8. In T. Dakshina Moorthy - v. - Thulja Bai and Another, : AIR1952Mad413 (FB) a Full Bench of the Madras High Court had occasion to deal with the question as to criteria for determining whether the building is a residential or non-residential one. It is held that for the purpose of determining whether the building isresidential or nonresidential, one has to bear in mind a few salient considerations : (i) where there is an instrument oftenancy specifically and explicitly declaring the purpose of the letting as residential or non-residential, no difficultygenerally arises, (ii) where there is no such instrument of tenancy the question will have to be considered on the basis of direct evidence-aliened concerning the purpose of the letting,which may be adduced in a case; (iii) if no such evidence too is forthcoming, the Court can only look at the evidenceconcerning the user of the premises by the tenant down to the date of the application for eviction as acquiesced in by the landlord. For such user and such acquiescence afford a safe basis for an inference of agreement between the parties as to the purpose of the letting.
9. In Smt. Saira Khatoon - v. - State of Karnataka and others, : AIR1983Kant205 (DB) a Division Bench of this Court has observed :
'The determining factor in deciding whether a building is a residential or non-residential building is the purpose for which a building is let or to be let.
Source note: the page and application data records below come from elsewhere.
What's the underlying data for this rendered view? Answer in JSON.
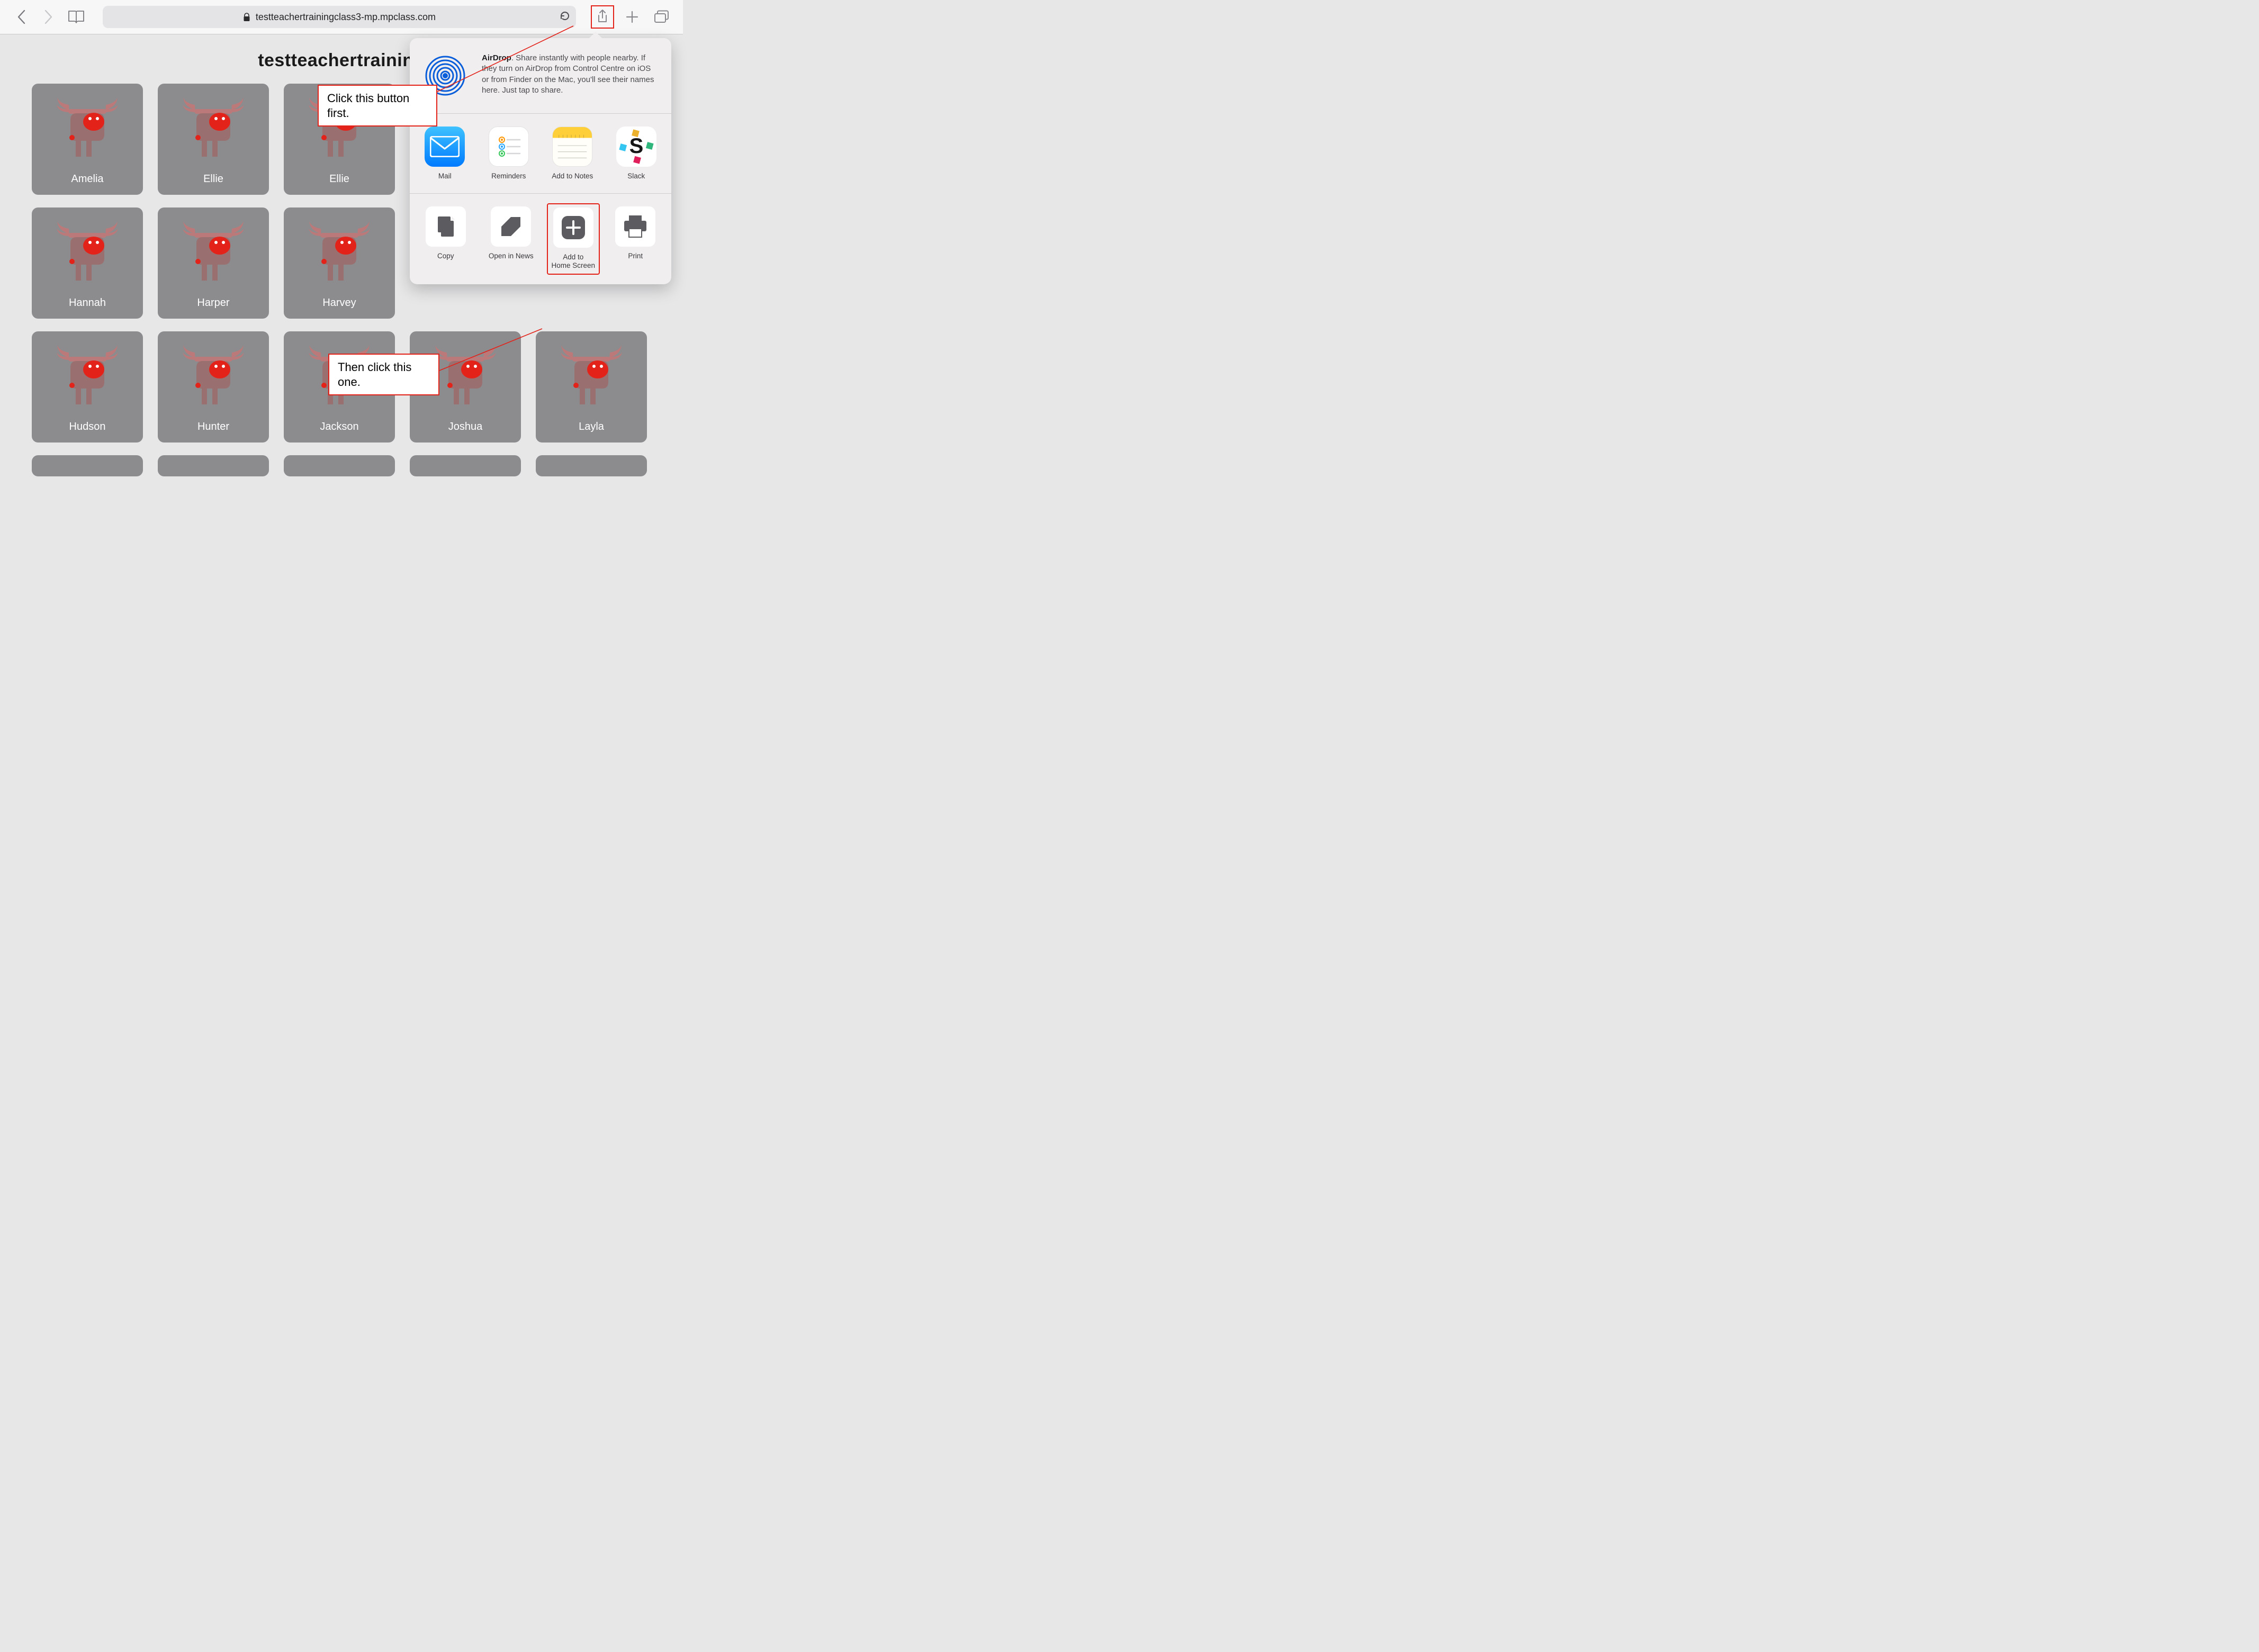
{
  "toolbar": {
    "url": "testteachertrainingclass3-mp.mpclass.com",
    "icons": {
      "back": "back-icon",
      "forward": "forward-icon",
      "bookmarks": "bookmarks-icon",
      "lock": "lock-icon",
      "reload": "reload-icon",
      "share": "share-icon",
      "newtab": "newtab-icon",
      "tabs": "tabs-icon"
    }
  },
  "page": {
    "title_visible": "testteachertraining"
  },
  "students": [
    {
      "name": "Amelia"
    },
    {
      "name": "Ellie"
    },
    {
      "name": "Ellie"
    },
    {
      "name": "Hannah"
    },
    {
      "name": "Harper"
    },
    {
      "name": "Harvey"
    },
    {
      "name": "Hudson"
    },
    {
      "name": "Hunter"
    },
    {
      "name": "Jackson"
    },
    {
      "name": "Joshua"
    },
    {
      "name": "Layla"
    }
  ],
  "share_sheet": {
    "airdrop": {
      "bold": "AirDrop",
      "text": ". Share instantly with people nearby. If they turn on AirDrop from Control Centre on iOS or from Finder on the Mac, you'll see their names here. Just tap to share."
    },
    "apps": [
      {
        "label": "Mail",
        "id": "mail"
      },
      {
        "label": "Reminders",
        "id": "reminders"
      },
      {
        "label": "Add to Notes",
        "id": "notes"
      },
      {
        "label": "Slack",
        "id": "slack"
      }
    ],
    "actions": [
      {
        "label": "Copy",
        "id": "copy"
      },
      {
        "label": "Open in News",
        "id": "news"
      },
      {
        "label": "Add to\nHome Screen",
        "id": "homescreen"
      },
      {
        "label": "Print",
        "id": "print"
      }
    ]
  },
  "annotations": {
    "callout1": "Click this button first.",
    "callout2": "Then click this one."
  }
}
A building cannot be treated as a residential building unless it is let or can he let for residential purpose in its present condition. If it cannot be used for such purpose unless some additions or alterations are made, it cannot be treated as residential building within the meaning of that expression in Section 31C (i) Proviso.'
10. In the instant case on the admission of the landlord himself, it is clear that the premises in question was being treated as a non-residential one at all points of time and in fact it was let out to the respondent firm for non-residential purpose only, namely for the purpose of having theirgo down in the ground floor portion and the 1st and 2nd floor for their business purposes. It is further clear that the premises in question was let out to the tenant for purelynon-residential purpose.
11. There is also no evidence in the instant case to show that any portion of the premises has the necessary amenities for its use for residential purposes; or whether the premises admits of any such alterations so as to convert any portion thereof for residential use. The admitted and established facts in the instant case lead to the irresistible conclusion that the premises in question is anon-residential one and was in fact let out for non-residential purposes. As such, it is clear that the Trial Court's jurisdiction to entertain the eviction petition was clearly barred under the provisions of Section 31 of the Act.
12. In the view I have taken as above, the Civil Revision Petition is allowed. The impugned order of the Trial Court dated 19-10-1981, made in HRC No. 1169/1980, on the file of the 12th Additional Small Causes Judge, Bangalore City, is set aside and the said eviction Petition is dismissed.